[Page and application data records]

_____

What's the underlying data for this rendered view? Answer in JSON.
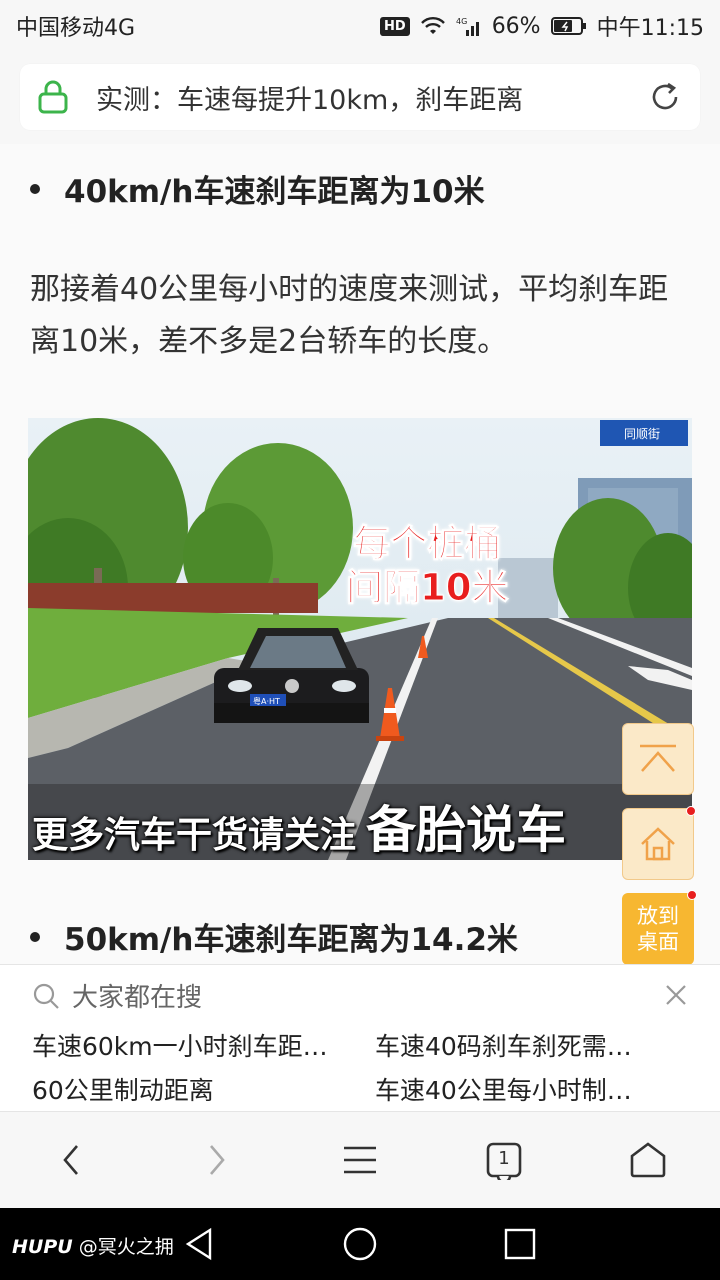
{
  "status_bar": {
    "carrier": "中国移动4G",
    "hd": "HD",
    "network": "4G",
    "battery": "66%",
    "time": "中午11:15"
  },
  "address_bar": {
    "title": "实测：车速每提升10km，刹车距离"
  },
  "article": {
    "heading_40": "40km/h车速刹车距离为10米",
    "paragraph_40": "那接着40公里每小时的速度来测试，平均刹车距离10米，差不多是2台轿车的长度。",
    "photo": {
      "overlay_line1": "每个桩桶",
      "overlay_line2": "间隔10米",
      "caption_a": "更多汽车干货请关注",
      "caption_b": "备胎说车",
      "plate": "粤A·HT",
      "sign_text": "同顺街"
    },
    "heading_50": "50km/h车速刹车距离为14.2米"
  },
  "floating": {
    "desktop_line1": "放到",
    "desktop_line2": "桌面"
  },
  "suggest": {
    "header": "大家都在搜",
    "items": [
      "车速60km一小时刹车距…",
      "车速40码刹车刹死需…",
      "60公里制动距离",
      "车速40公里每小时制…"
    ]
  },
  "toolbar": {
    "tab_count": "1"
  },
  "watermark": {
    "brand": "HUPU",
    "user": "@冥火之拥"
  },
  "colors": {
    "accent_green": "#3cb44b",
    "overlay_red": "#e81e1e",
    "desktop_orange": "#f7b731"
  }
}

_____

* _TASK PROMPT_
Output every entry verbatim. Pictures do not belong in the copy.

* _RESPONSE TO THE TASK_
What's the underlying data for this rendered view? Answer in JSON.
{
  "status_bar": {
    "carrier": "中国移动4G",
    "hd": "HD",
    "network": "4G",
    "battery": "66%",
    "time": "中午11:15"
  },
  "address_bar": {
    "title": "实测：车速每提升10km，刹车距离"
  },
  "article": {
    "heading_40": "40km/h车速刹车距离为10米",
    "paragraph_40": "那接着40公里每小时的速度来测试，平均刹车距离10米，差不多是2台轿车的长度。",
    "photo": {
      "overlay_line1": "每个桩桶",
      "overlay_line2": "间隔10米",
      "caption_a": "更多汽车干货请关注",
      "caption_b": "备胎说车",
      "plate": "粤A·HT",
      "sign_text": "同顺街"
    },
    "heading_50": "50km/h车速刹车距离为14.2米"
  },
  "floating": {
    "desktop_line1": "放到",
    "desktop_line2": "桌面"
  },
  "suggest": {
    "header": "大家都在搜",
    "items": [
      "车速60km一小时刹车距…",
      "车速40码刹车刹死需…",
      "60公里制动距离",
      "车速40公里每小时制…"
    ]
  },
  "toolbar": {
    "tab_count": "1"
  },
  "watermark": {
    "brand": "HUPU",
    "user": "@冥火之拥"
  },
  "colors": {
    "accent_green": "#3cb44b",
    "overlay_red": "#e81e1e",
    "desktop_orange": "#f7b731"
  }
}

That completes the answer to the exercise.